PROBLEM DETAILS: When you have gone through the records, report how many lines include "Color", giving the number and nothing more.

BEGIN SUPPLIED MATERIAL

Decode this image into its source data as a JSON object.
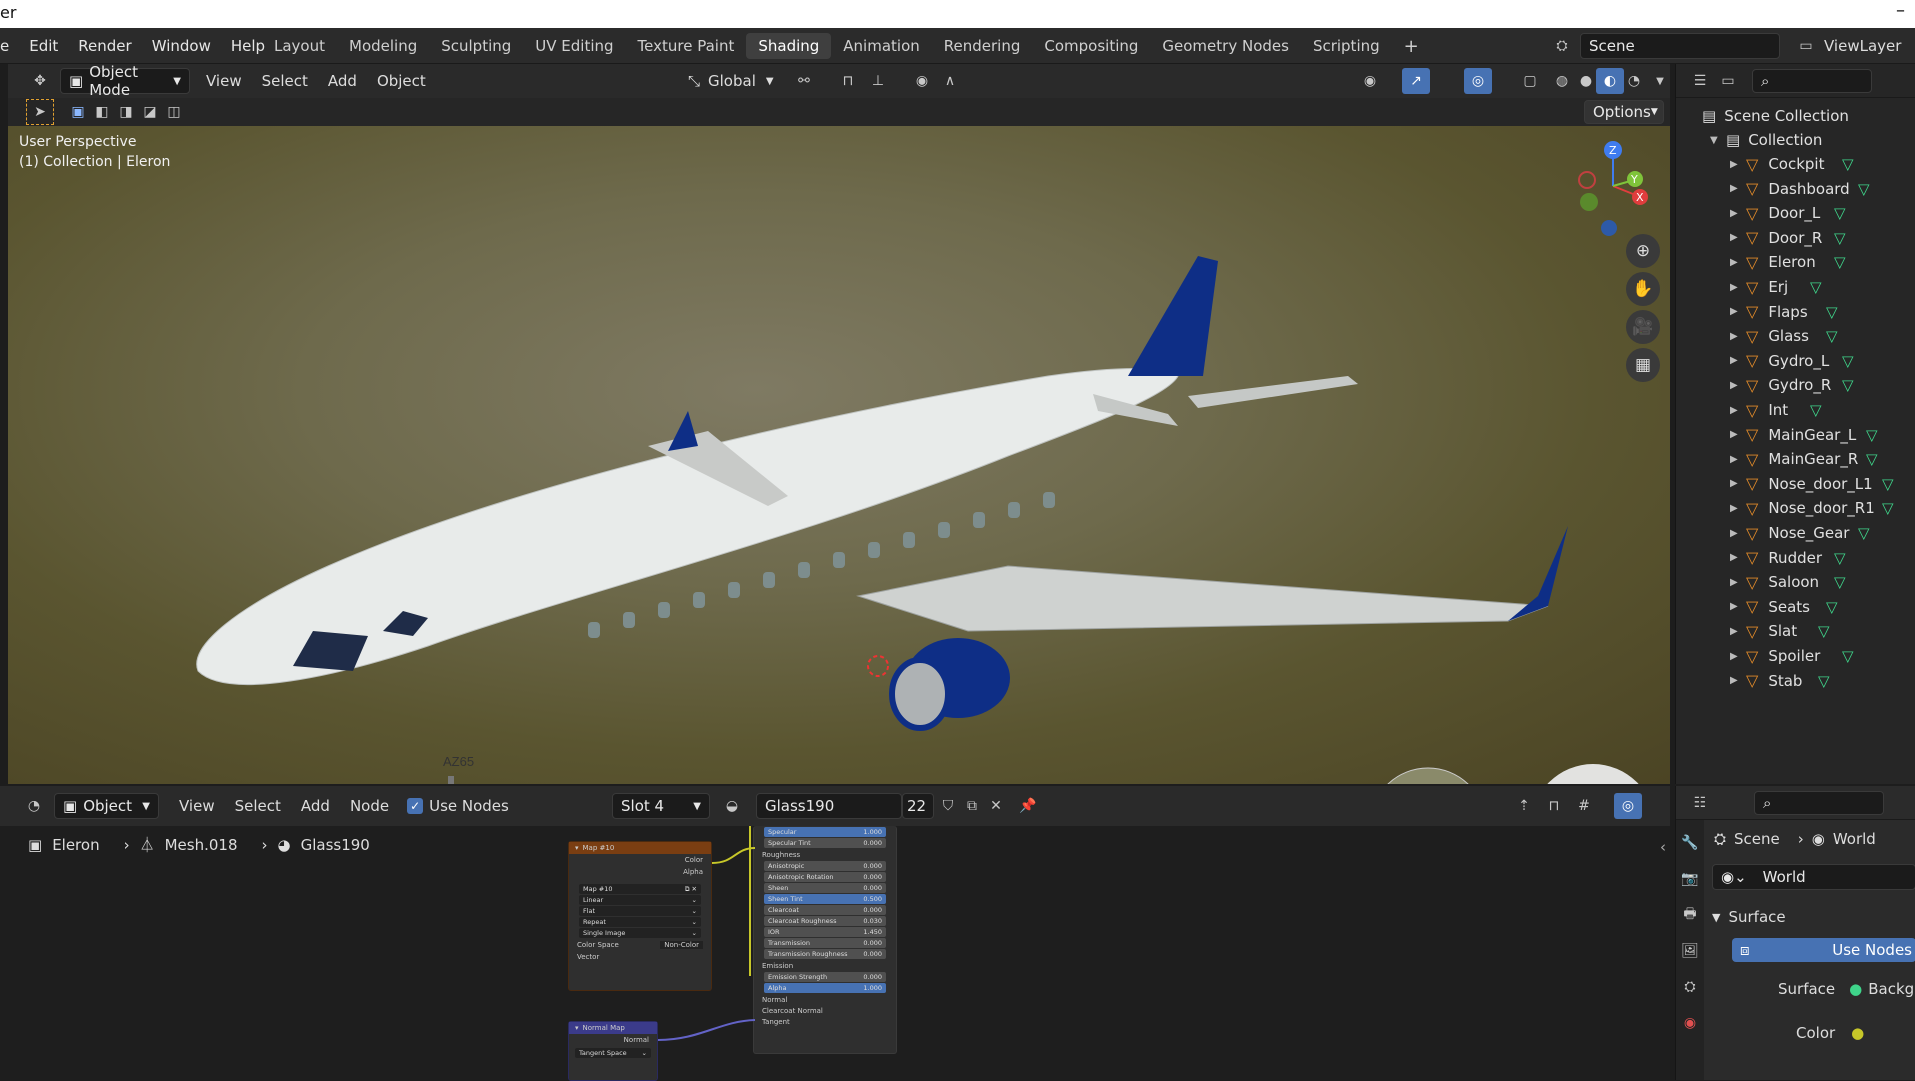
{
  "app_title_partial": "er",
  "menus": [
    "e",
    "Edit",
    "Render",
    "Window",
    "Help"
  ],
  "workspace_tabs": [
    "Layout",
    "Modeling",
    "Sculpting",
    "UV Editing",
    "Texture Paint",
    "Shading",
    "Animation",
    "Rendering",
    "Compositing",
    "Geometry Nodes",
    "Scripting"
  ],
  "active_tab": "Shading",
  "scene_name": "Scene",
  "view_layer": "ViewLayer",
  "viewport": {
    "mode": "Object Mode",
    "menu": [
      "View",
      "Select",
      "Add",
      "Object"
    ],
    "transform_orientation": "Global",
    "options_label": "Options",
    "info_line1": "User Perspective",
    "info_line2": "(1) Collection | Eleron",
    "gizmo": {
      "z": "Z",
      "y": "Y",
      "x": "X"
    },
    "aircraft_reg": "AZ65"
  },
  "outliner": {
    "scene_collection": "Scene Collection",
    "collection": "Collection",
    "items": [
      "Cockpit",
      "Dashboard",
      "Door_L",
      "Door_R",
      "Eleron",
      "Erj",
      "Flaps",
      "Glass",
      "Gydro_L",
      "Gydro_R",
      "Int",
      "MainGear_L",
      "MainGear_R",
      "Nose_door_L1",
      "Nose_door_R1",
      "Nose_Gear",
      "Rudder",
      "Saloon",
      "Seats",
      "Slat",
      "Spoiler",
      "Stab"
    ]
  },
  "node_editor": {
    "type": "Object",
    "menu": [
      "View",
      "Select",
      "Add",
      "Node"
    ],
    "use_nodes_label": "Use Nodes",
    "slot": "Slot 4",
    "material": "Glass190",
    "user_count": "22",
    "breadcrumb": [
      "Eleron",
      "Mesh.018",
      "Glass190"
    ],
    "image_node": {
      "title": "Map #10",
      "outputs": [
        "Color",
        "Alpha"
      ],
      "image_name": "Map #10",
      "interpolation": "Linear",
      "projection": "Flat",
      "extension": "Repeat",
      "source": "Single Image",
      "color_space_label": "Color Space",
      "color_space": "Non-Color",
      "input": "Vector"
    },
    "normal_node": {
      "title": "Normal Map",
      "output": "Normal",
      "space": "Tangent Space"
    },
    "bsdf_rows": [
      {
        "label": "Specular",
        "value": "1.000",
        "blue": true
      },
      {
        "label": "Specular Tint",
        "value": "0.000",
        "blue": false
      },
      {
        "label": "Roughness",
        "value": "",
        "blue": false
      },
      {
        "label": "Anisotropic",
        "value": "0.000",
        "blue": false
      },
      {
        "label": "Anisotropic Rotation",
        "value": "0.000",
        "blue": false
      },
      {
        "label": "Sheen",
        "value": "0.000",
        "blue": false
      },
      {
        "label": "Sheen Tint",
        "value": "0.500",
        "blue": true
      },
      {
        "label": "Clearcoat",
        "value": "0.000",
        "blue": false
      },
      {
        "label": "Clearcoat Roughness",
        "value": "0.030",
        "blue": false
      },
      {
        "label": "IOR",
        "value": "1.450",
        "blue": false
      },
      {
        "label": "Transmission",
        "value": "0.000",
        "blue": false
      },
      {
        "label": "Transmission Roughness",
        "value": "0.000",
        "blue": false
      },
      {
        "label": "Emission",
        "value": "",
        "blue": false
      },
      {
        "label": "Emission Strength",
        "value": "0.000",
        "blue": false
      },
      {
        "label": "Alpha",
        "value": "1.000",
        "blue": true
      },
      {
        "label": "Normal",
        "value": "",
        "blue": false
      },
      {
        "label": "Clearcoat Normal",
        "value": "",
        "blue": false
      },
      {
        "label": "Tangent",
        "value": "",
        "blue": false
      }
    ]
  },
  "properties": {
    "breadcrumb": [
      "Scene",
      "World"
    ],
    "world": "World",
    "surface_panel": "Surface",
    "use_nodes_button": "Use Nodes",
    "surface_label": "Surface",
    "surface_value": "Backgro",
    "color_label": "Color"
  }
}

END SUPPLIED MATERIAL

YOUR RESPONSE: 4